Limitations of ETL Scripts for Looker Jira Integration

This method that you have just looked at has some limitations:

  • This method doesn’t support real-time streaming. It is suited for batch jobs.
  • There is a lot of configuration required to set up and maintain the data pipeline.

Method 2: Using Hevo Data for Looker Jira Integration

Hevo Data, a No-code Data Pipeline helps you transfer data from Jira (among 100+ sources) to Business Intelligence tools such as Looker, Data Warehouses, or a destination of your choice in a completely hassle-free & automated manner. Hevo is fully managed and completely automates the process of not only loading data from your desired source but also enriching the data and transforming it into an analysis-ready form without having to write a single line of code. Its fault-tolerant architecture ensures that the data is handled in a secure, consistent manner with zero data loss.

It provides a consistent & reliable solution to manage data in real-time and always have analysis-ready data in your desired destination. It allows you to focus on key business needs and perform insightful analysis using various BI tools such as Looker, Tableau, etc. 

Steps to use Hevo Data for Looker Jira Integration:

Hevo Data focuses on two simple steps to get you started:

  • Extract: Connect Hevo with Jira and various other data sources by simply logging in with your credentials and extract information seamlessly.
  • Integrate: Consolidate your data from several sources in Hevo’s Managed Data Warehouse Platform and automatically transform it into an analysis-ready form.
  • Visualize: Connect Hevo with your desired BI tool such as Looker and easily visualize your data to gain better insights.

Simplify your data analysis with Hevo today! Sign up here for a 14-day free trial!

Understanding Use Cases of Looker Jira Integration

Looker offers a number of comprehensive features that allow you to:

  • Get comprehensive information around an issue, including the current status and entire history of changes and updates.
  • Identify the amount of work remaining, for a given project and time period against, with the current resources allocation.
  • Evaluate your progress over time versus your goals.
  • Understand how much work is being delivered on a cumulative basis and per-sprint basis in one central view.


  • This article talks about the two simple methods you can utilize to establish Looker Jira Integration after covering the basics of the two tools namely their key features.
Software Developer, Hevo Data

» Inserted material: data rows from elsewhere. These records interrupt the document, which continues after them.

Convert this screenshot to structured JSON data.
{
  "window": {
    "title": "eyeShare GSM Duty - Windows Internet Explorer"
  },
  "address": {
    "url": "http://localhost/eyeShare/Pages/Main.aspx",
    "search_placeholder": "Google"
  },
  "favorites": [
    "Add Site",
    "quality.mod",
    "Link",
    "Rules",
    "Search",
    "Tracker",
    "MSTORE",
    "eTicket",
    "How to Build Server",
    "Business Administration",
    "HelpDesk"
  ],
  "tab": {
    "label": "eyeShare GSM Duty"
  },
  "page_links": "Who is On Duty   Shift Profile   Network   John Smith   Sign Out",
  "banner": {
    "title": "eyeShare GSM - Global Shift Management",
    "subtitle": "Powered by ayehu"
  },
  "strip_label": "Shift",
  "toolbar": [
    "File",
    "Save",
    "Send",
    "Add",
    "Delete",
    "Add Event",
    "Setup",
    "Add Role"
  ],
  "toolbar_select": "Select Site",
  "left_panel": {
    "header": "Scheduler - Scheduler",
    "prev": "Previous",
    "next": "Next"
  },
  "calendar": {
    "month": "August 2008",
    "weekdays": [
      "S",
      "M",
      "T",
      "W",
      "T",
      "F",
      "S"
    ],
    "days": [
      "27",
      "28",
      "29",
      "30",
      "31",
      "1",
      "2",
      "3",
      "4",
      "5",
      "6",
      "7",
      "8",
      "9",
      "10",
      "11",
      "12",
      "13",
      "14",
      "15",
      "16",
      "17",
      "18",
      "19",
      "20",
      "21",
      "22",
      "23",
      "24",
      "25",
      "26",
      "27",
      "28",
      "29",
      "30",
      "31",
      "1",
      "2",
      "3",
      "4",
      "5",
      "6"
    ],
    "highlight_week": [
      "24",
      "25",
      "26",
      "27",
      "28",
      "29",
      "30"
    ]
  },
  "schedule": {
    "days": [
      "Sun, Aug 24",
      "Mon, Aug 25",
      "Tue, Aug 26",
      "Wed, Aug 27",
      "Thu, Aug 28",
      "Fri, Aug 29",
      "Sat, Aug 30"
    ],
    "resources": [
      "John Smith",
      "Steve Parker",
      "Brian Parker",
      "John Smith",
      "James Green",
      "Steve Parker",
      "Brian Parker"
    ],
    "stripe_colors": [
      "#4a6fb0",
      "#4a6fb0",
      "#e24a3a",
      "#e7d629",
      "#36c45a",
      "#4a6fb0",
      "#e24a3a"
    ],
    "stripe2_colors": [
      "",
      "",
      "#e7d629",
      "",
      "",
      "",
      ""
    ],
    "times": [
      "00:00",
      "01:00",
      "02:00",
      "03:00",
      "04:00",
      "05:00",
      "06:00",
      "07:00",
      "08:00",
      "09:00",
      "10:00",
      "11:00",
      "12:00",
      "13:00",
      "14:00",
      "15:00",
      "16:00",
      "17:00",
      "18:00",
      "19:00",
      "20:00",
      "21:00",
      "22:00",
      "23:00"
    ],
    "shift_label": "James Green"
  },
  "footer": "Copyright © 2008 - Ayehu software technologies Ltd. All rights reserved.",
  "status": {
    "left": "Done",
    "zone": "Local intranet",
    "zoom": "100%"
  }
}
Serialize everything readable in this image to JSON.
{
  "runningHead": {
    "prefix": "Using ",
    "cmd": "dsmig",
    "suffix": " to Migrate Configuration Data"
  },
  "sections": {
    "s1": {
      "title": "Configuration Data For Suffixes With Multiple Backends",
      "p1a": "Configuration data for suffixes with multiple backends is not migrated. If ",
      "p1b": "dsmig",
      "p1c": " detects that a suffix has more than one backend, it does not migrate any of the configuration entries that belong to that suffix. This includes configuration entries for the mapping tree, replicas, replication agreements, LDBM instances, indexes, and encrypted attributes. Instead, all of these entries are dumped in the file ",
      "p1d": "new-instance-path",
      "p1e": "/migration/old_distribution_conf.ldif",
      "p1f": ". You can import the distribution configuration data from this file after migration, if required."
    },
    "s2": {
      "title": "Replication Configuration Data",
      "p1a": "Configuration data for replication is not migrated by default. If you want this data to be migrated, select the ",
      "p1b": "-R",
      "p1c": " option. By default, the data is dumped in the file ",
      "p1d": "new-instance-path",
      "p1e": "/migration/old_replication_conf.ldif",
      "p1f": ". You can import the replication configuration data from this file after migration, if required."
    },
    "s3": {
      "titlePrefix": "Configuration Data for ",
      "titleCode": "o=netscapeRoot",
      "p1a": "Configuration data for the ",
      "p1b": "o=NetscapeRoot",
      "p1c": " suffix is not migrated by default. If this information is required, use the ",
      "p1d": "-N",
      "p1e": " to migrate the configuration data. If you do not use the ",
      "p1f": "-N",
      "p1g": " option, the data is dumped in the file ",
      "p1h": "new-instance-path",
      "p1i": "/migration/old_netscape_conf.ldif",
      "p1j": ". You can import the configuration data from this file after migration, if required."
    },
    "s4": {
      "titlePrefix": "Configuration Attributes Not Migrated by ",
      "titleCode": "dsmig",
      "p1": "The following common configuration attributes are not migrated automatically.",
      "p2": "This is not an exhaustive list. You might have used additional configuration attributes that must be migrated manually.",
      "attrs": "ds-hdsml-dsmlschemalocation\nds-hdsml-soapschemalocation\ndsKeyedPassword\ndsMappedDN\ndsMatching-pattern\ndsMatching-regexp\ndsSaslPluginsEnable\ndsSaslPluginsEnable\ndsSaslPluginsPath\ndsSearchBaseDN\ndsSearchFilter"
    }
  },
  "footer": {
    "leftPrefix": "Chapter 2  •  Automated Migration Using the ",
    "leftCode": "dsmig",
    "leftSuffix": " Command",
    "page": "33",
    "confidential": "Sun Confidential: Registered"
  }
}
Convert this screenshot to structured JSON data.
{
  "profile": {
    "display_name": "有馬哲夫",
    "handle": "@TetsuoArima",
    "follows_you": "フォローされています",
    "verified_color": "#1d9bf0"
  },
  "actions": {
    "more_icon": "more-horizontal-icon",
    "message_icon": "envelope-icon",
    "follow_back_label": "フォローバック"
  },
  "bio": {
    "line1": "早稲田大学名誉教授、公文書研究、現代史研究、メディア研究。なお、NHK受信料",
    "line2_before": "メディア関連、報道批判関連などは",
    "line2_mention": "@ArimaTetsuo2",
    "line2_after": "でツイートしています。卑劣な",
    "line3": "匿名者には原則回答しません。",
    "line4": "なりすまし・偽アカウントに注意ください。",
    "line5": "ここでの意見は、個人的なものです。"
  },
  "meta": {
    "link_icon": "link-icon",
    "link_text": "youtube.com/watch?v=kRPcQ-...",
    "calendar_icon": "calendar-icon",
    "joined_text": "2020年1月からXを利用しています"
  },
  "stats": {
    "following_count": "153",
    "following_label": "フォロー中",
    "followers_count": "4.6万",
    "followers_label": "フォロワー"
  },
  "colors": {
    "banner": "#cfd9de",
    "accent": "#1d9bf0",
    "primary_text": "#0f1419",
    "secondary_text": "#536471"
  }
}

Talha is a Software Developer with over eight years of experience in the field. He is currently driving advancements in data integration at Hevo Data, where he has been instrumental in shaping a cutting-edge data integration platform for the past four years. Prior to this, he spent 4 years at Flipkart, where he played a key role in projects related to their data integration capabilities. Talha loves to explain complex information related to data engineering to his peers through writing. He has written many blogs related to data integration, data management aspects, and key challenges data practitioners face.

No-code Data Pipeline for Looker